Appellant next argues in conclusory fashion that Florida's capital sentencing statute, section 921.141, Florida Statutes, is unconstitutional on its face and as applied. We have previously addressed the question of the statute's constitutionality on a number of occasions and upheld its constitutionality. Lowe v. State, 2 So.3d 21, 46 (Fla.2008) (citing prior cases). Accordingly, we affirm the circuit court's order denying relief on this claim.
F. Incompetency at Execution
Appellant concedes that the circuit court correctly denied as premature the claim that his execution would violate the Eighth Amendment if he is not competent at that time. See Hall v. Moore, 792 So.2d 447, 450 (Fla.2001) (agreeing Hall's Eighth Amendment claim that he may be incompetent at the time of execution was “premature” and that Hall conceded “that he cannot legally raise the issue of his competency to be executed until after a death warrant is issued”). Accordingly, we affirm the postconviction court's denial of this claim.
G. Constitutionality of Lethal Injection

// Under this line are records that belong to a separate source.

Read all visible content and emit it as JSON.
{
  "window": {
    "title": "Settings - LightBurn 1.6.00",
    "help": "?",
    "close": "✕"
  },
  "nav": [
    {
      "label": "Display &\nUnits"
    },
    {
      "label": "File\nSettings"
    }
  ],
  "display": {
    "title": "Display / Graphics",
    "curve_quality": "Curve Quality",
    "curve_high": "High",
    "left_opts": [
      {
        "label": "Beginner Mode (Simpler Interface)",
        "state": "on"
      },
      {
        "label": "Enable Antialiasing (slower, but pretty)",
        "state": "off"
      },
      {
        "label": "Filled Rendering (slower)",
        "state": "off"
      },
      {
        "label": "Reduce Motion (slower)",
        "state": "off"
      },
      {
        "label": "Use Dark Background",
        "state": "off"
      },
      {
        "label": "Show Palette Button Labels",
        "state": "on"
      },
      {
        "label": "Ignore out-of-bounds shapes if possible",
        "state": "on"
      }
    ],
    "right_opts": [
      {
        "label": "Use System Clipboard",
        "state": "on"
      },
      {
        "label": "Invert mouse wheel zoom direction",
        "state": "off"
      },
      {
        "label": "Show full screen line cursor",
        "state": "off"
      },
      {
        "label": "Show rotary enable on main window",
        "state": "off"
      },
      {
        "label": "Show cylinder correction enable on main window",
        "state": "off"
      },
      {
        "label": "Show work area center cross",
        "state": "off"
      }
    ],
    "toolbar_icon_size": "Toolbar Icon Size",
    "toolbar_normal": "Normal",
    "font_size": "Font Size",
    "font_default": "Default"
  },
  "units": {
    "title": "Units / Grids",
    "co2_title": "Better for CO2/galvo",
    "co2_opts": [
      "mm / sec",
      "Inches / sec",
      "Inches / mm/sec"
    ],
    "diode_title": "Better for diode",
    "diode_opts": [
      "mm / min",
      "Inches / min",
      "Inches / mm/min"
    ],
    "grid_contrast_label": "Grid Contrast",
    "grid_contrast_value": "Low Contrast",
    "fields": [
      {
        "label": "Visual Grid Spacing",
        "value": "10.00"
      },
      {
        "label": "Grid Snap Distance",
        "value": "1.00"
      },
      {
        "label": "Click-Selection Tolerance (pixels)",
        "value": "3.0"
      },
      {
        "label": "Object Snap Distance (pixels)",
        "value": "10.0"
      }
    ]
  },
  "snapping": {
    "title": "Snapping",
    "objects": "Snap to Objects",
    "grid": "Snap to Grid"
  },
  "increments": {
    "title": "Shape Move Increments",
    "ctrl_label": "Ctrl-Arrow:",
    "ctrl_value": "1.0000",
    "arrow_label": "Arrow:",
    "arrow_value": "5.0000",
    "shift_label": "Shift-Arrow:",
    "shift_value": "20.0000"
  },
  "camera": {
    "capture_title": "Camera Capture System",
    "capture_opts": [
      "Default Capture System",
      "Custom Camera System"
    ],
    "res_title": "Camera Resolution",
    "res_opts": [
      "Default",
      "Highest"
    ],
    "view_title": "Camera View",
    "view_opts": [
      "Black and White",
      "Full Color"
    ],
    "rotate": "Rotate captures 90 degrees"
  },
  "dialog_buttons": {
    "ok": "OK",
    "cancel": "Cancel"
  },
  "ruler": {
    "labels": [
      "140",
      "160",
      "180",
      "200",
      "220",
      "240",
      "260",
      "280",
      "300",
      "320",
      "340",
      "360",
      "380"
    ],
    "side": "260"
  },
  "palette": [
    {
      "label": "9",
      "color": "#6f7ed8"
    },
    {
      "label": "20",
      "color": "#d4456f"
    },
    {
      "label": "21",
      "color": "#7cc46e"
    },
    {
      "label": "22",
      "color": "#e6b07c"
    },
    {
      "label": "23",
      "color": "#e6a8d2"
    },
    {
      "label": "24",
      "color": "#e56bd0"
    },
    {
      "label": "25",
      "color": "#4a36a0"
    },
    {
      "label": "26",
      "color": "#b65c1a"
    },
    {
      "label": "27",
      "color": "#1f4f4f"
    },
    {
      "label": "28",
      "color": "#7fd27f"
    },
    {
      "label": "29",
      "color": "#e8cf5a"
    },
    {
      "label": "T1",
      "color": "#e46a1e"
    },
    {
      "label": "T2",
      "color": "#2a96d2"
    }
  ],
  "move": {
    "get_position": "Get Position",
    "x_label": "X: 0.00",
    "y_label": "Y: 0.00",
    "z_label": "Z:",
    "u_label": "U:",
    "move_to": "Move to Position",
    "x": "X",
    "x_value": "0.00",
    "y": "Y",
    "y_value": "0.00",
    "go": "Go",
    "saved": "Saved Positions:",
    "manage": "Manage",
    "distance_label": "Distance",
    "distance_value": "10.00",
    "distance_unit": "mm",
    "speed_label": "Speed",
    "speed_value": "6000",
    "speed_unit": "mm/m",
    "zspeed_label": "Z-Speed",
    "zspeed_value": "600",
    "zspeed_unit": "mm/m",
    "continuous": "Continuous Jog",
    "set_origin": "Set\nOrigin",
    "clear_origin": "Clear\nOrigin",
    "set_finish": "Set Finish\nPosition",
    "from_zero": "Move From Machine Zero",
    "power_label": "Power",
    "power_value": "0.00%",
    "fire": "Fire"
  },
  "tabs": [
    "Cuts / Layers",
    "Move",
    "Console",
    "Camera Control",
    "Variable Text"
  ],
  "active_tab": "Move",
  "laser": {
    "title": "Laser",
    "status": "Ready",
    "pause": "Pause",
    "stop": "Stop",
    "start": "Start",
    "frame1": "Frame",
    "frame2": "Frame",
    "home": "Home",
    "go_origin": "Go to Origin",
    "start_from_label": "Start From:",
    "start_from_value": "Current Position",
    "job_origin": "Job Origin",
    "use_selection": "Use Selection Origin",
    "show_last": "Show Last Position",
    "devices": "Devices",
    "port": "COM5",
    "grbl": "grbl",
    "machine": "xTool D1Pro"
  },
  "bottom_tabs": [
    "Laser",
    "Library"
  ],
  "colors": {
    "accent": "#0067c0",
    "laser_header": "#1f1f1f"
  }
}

Appellant claims that Florida's current lethal injection method of execution constitutes cruel and unusual punishment and its use would deprive him of his constitutional rights of due process and equal protection in violation of the Eighth and Fourteenth Amendments to the United States Constitution and corresponding sections of the Florida Constitution. Specifically, he contends that Florida's present lethal injection procedures create an unconstitutional risk of unnecessary and wanton infliction of pain and cites as evidence the 2006 execution of Angel Diaz. Allred's mere reference to the Diaz execution in contesting the present protocol for execution by lethal injection, however, does not satisfy his “heavy burden” to show “a substantial risk of serious harm, an objectively intolerable risk of harm that prevents prison officials from pleading that they were subjectively blameless for purposes of the Eighth Amendment.” Howell v. State, 133 So.3d 511, 517 (Fla.) (quoting Pardo v. State, 108 So.3d 558, 562 (Fla.2012)), cert. denied, 134 S.Ct. 1276 (2014). See Butler v. State, 100 So.3d 638, 670–71 (Fla.2012) (“Here, [the Appellant's] only factual basis for challenging Florida lethal injection protocol—the execution of Angel Diaz—has previously been considered and rejected by this Court.”). This Court previously has rejected similar challenges to Florida's lethal injection protocol. See, e.g., Chavez v. State, 132 So.3d 826 (Fla.) (rejecting Eighth Amendment challenge to lethal injection drug protocol as “completely speculative”), cert. denied, 134 S.Ct. 1156 (2014); Muhammad v. State, 132 So.3d 176, 197 (Fla.2013) (denying relief because appellant failed to establish use of current three-drug lethal injection protocol risked violating the Eighth Amendment). Accordingly, we affirm the postconviction court's denial of relief on this claim.
H. Execution Team Prohibition
Appellant contends that section 945.10, Florida Statutes, which prevents a defendant from knowing the identities of his executioners, is unconstitutional. We have previously found this claim and similar challenges to this statutory provision to be meritless. Darling v. State, 45 So.3d 444, 448 (Fla.2010) (“[T]his Court has consistently rejected similar claims on the merits.”); accord Turner v. State, 143 So.3d 408, 419 (Fla.2014). Moreover, as this Court pointed out in Darling, “as of this date the Governor has not signed a death warrant for [Allred]; thus, even if ordered to do so, the Department of Corrections could not state with any certainty who [Allred's] eventual executioners will be.” 45 So.3d at 448. Accordingly, we affirm the denial of this claim.
Having considered the issues raised by Appellant in this appeal from the denial of Appellant's motion for postconviction relief, we affirm the postconviction court's order for the reasons explained above.
It is so ordered.
LABARGA, C.J., and PARIENTE, LEWIS, QUINCE, CANADY, POLSTON, and PERRY, JJ., concur.